Posted by: 
Giuliana Lonigro

The Best Questions to Ask on a Job Interview and Why

October 3, 2012

Many of us are familiar with the question interviewers almost always ask candidates as they wrap up their job interview – “Do you have any questions?” The worst answer you could possibly give is “no.”  An interview is a two-way street, and this is your opportunity to interview a potential employer. 

During any job search, job seekers are advised to do thorough research on the companies they’d like to work for. Reviewing a job description and perusing the company website are not necessarily indicators as to whether or not you’re a good fit for a particular company. 

The October issue of Inc. magazine highlighted “Five Questions Great Job Candidates Ask.” The questions, extracted from an article in the magazine’s August 6 issue, include:

  • What do you expect me to accomplish in the first 60 days to 90 days?
  • What are the common attributes of your top performers?
  • What are a few things that drive results for the company?

Questions such as these not only let the hiring manager know you’re ready to hit the ground running, they also help job seekers assess their ability to meet the needs of the company. By finding out what would be expected of you in the first 60-to-90 days, you give yourself time to develop a strategy and start your new job with confidence.

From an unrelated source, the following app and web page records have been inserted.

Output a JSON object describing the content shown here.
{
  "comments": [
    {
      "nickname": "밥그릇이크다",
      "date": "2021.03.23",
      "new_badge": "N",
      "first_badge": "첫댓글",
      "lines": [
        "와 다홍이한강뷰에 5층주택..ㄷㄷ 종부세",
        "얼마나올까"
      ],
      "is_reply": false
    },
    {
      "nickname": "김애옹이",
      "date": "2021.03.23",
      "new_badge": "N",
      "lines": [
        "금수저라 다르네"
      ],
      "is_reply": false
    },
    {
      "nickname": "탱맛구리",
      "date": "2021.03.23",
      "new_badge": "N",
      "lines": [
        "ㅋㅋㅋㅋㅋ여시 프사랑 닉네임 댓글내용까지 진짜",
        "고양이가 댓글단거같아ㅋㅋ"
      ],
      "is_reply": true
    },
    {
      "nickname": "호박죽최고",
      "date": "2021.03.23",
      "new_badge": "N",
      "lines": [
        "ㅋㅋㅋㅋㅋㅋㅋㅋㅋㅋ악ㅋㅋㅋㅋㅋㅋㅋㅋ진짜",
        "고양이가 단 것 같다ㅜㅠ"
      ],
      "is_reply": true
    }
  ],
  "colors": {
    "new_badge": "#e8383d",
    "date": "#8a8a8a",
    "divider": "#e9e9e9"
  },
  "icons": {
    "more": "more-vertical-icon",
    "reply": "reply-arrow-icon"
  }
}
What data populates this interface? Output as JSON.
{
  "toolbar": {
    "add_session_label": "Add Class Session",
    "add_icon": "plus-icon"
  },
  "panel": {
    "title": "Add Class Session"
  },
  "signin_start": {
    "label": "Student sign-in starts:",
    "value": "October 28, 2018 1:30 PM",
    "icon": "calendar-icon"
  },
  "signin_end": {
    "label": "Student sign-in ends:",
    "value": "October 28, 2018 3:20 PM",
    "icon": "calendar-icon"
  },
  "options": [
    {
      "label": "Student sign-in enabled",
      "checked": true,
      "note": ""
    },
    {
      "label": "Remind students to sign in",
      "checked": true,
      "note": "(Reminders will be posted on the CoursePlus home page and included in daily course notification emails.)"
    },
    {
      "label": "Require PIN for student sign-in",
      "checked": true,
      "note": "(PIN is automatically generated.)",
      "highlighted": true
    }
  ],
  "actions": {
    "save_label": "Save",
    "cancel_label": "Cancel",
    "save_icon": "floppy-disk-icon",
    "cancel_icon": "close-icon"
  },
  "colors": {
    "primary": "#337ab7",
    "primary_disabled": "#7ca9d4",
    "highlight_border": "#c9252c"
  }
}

Similarly, getting the employer’s perspective about things that drive results for the company gives you an opportunity to directly address this in your thank you letter, which should be sent 24-hours following the interview.  That 24-hour window allows you to develop a way to articulate how you would drive results for the company and share your short and long-term goals.  Your strategy should include a road map to how you would reach your goal.

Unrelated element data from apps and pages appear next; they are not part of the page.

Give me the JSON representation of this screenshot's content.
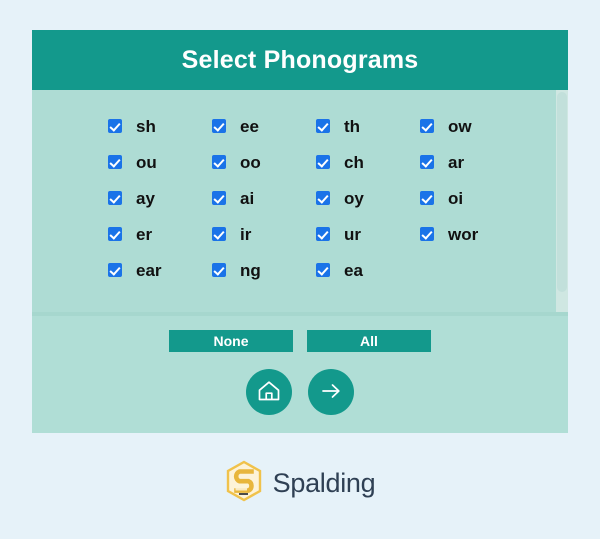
{
  "page": {
    "background_color": "#e6f2f9"
  },
  "header": {
    "title": "Select Phonograms",
    "background_color": "#13998c",
    "text_color": "#ffffff"
  },
  "phonogram_panel": {
    "background_color": "#aedcd4",
    "checkbox_color": "#1a73e8",
    "columns": 4,
    "items": [
      {
        "label": "sh",
        "checked": true
      },
      {
        "label": "ee",
        "checked": true
      },
      {
        "label": "th",
        "checked": true
      },
      {
        "label": "ow",
        "checked": true
      },
      {
        "label": "ou",
        "checked": true
      },
      {
        "label": "oo",
        "checked": true
      },
      {
        "label": "ch",
        "checked": true
      },
      {
        "label": "ar",
        "checked": true
      },
      {
        "label": "ay",
        "checked": true
      },
      {
        "label": "ai",
        "checked": true
      },
      {
        "label": "oy",
        "checked": true
      },
      {
        "label": "oi",
        "checked": true
      },
      {
        "label": "er",
        "checked": true
      },
      {
        "label": "ir",
        "checked": true
      },
      {
        "label": "ur",
        "checked": true
      },
      {
        "label": "wor",
        "checked": true
      },
      {
        "label": "ear",
        "checked": true
      },
      {
        "label": "ng",
        "checked": true
      },
      {
        "label": "ea",
        "checked": true
      }
    ]
  },
  "controls": {
    "none_label": "None",
    "all_label": "All",
    "button_color": "#13998c",
    "home_icon": "home-icon",
    "next_icon": "arrow-right-icon"
  },
  "brand": {
    "name": "Spalding",
    "logo_icon": "spalding-hexagon-logo",
    "logo_color": "#f0c24b",
    "text_color": "#2f4054"
  }
}
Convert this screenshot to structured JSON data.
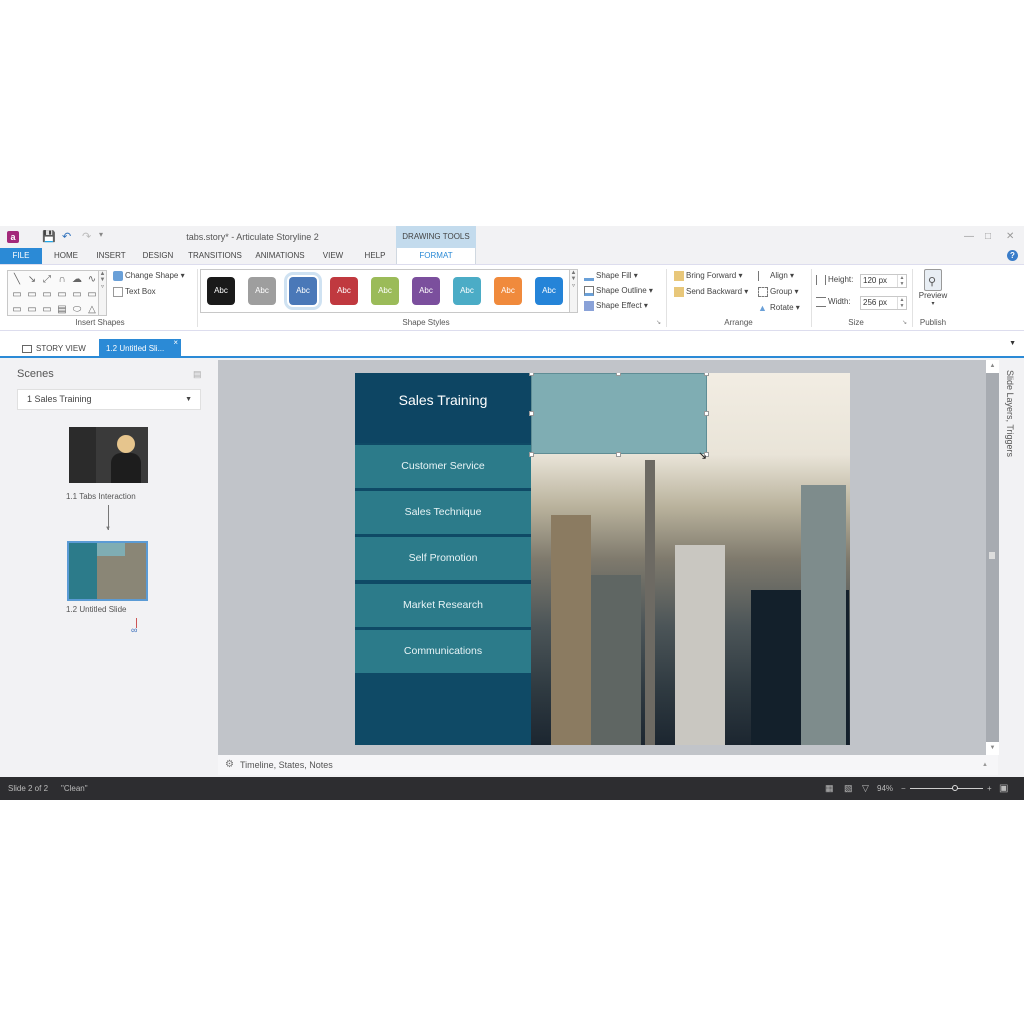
{
  "titlebar": {
    "app_icon": "storyline-app-icon",
    "title": "tabs.story* - Articulate Storyline 2",
    "contextual_group": "DRAWING TOOLS",
    "quick_access": [
      "save-icon",
      "undo-icon",
      "redo-icon",
      "customize-icon"
    ]
  },
  "tabs": [
    {
      "label": "FILE"
    },
    {
      "label": "HOME"
    },
    {
      "label": "INSERT"
    },
    {
      "label": "DESIGN"
    },
    {
      "label": "TRANSITIONS"
    },
    {
      "label": "ANIMATIONS"
    },
    {
      "label": "VIEW"
    },
    {
      "label": "HELP"
    },
    {
      "label": "FORMAT"
    }
  ],
  "ribbon": {
    "insert_shapes": {
      "label": "Insert Shapes",
      "change_shape": "Change Shape",
      "text_box": "Text Box"
    },
    "shape_styles": {
      "label": "Shape Styles",
      "swatch_text": "Abc",
      "swatches": [
        "#1a1a1a",
        "#9e9e9e",
        "#4a78b8",
        "#c0393f",
        "#9bbb59",
        "#7b4f9d",
        "#4bacc6",
        "#f08a3c",
        "#2584d8"
      ],
      "selected_index": 2,
      "shape_fill": "Shape Fill",
      "shape_outline": "Shape Outline",
      "shape_effect": "Shape Effect"
    },
    "arrange": {
      "label": "Arrange",
      "bring_forward": "Bring Forward",
      "send_backward": "Send Backward",
      "align": "Align",
      "group": "Group",
      "rotate": "Rotate"
    },
    "size": {
      "label": "Size",
      "height_label": "Height:",
      "height_value": "120 px",
      "width_label": "Width:",
      "width_value": "256 px"
    },
    "publish": {
      "label": "Publish",
      "preview": "Preview"
    }
  },
  "doctabs": {
    "story_view": "STORY VIEW",
    "active": "1.2 Untitled Sli..."
  },
  "scenes": {
    "title": "Scenes",
    "selected": "1 Sales Training",
    "slides": [
      {
        "label": "1.1 Tabs Interaction"
      },
      {
        "label": "1.2 Untitled Slide"
      }
    ]
  },
  "slide": {
    "title": "Sales Training",
    "menu": [
      "Customer Service",
      "Sales Technique",
      "Self Promotion",
      "Market Research",
      "Communications"
    ]
  },
  "panels": {
    "layers_triggers": "Slide Layers, Triggers",
    "timeline": "Timeline, States, Notes"
  },
  "status": {
    "slide": "Slide 2 of 2",
    "theme": "\"Clean\"",
    "zoom": "94%",
    "zoom_fraction": 0.62
  }
}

In general, the best questions to ask an interviewer are those that help you determine if the job fits in with your professional goals and career path. 

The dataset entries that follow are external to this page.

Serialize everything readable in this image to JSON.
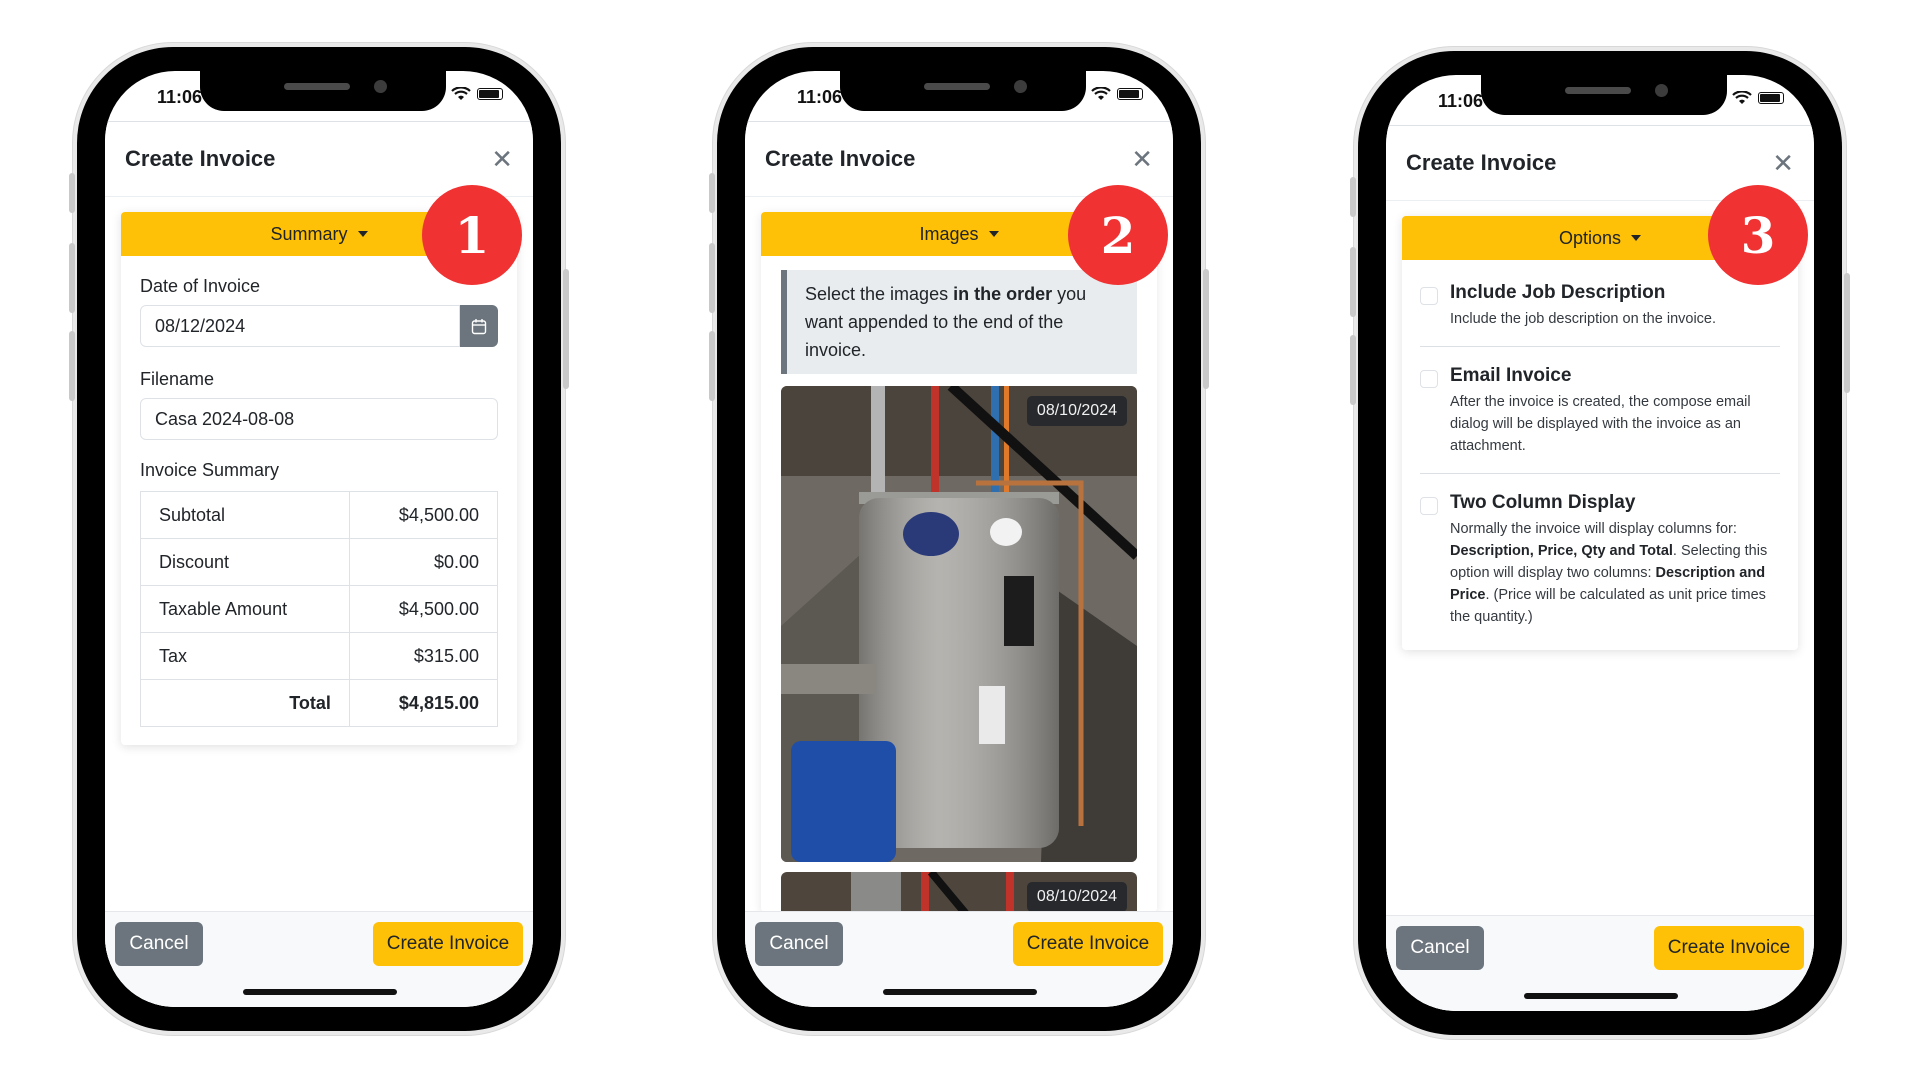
{
  "status_bar": {
    "time": "11:06",
    "wifi_icon": "wifi-icon",
    "battery_icon": "battery-icon"
  },
  "modal": {
    "title": "Create Invoice",
    "close_icon": "close-icon",
    "footer": {
      "cancel_label": "Cancel",
      "create_label": "Create Invoice"
    }
  },
  "badges": [
    "1",
    "2",
    "3"
  ],
  "colors": {
    "accent": "#ffc107",
    "badge": "#f03232",
    "secondary": "#6c757d"
  },
  "summary_panel": {
    "header": "Summary",
    "date_label": "Date of Invoice",
    "date_value": "08/12/2024",
    "calendar_icon": "calendar-icon",
    "filename_label": "Filename",
    "filename_value": "Casa 2024-08-08",
    "summary_label": "Invoice Summary",
    "rows": [
      {
        "label": "Subtotal",
        "value": "$4,500.00"
      },
      {
        "label": "Discount",
        "value": "$0.00"
      },
      {
        "label": "Taxable Amount",
        "value": "$4,500.00"
      },
      {
        "label": "Tax",
        "value": "$315.00"
      }
    ],
    "total": {
      "label": "Total",
      "value": "$4,815.00"
    }
  },
  "images_panel": {
    "header": "Images",
    "note_pre": "Select the images ",
    "note_bold": "in the order",
    "note_post": " you want appended to the end of the invoice.",
    "photos": [
      {
        "date": "08/10/2024",
        "subject": "water heater"
      },
      {
        "date": "08/10/2024",
        "subject": "water heater pipes"
      }
    ]
  },
  "options_panel": {
    "header": "Options",
    "options": [
      {
        "title": "Include Job Description",
        "desc": "Include the job description on the invoice.",
        "checked": false
      },
      {
        "title": "Email Invoice",
        "desc": "After the invoice is created, the compose email dialog will be displayed with the invoice as an attachment.",
        "checked": false
      },
      {
        "title": "Two Column Display",
        "desc_1": "Normally the invoice will display columns for: ",
        "desc_bold_1": "Description, Price, Qty and Total",
        "desc_2": ". Selecting this option will display two columns: ",
        "desc_bold_2": "Description and Price",
        "desc_3": ". (Price will be calculated as unit price times the quantity.)",
        "checked": false
      }
    ]
  }
}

Some questions you might consider asking during an interview include:?

  • Can you describe the company culture? This question is important because it will help you identify whether or not the company is a good fit for your work style and personality.  Even if you’re qualified for the position, if the values and work environment don’t line up, it might lead to a tense experience.?
  • What do you look for in a qualified candidate? Depending on how the interviewer responds, you should be prepared to answer how you fit this description. To respond effectively, you must know your strengths and how they benefit the company. Is one of the requirements “strong writing skills?” If yes, refer to written and published work. It is also helpful to bring copies of work relevant to the position. 
  • Why is the position vacant? This is a question for the Human Resource Manager.  Ask this question to find out exactly why the position is available. If it’s a new position, this could be a sign that the organization is expanding or management identified a need that needs to be filled.  Maybe the previous employee got promoted. If that’s the case, find out what they did right.?
  • What are the next steps? This will give you some insight regarding the stage of the interview process. It is likely that the hiring manager will let you know where they are in the hiring process. Request a business card so that you can follow-up with a thank you note. 

As mentioned previously, the interview is a two-way conversation. While you want to do your best to articulate your skills, strength and ability to adequately do the job, it is imperative that you also understand your value to the potential employer and its mission.  

When, at the conclusion of the interview, the interviewer asks “Do you have any questions for me?” be prepared. Do your research and ask questions relevant to the position. The interviewer wants you to ask questions, so take advantage of this opportunity to learn more about the position, the employer and future colleagues. Remember; send a thank-you note no more than 24-hours following the interview (e-mail is acceptable) reiterating your interest in the position, as well as reasons why you’re the most qualified candidate. 

Don’t be discouraged if you don’t get that initial job offer. Every interview is a learning experience and has the potential to make you a more viable candidate.

Posted by: 
Rodeena Stephens


Subscribe to RSS - Advice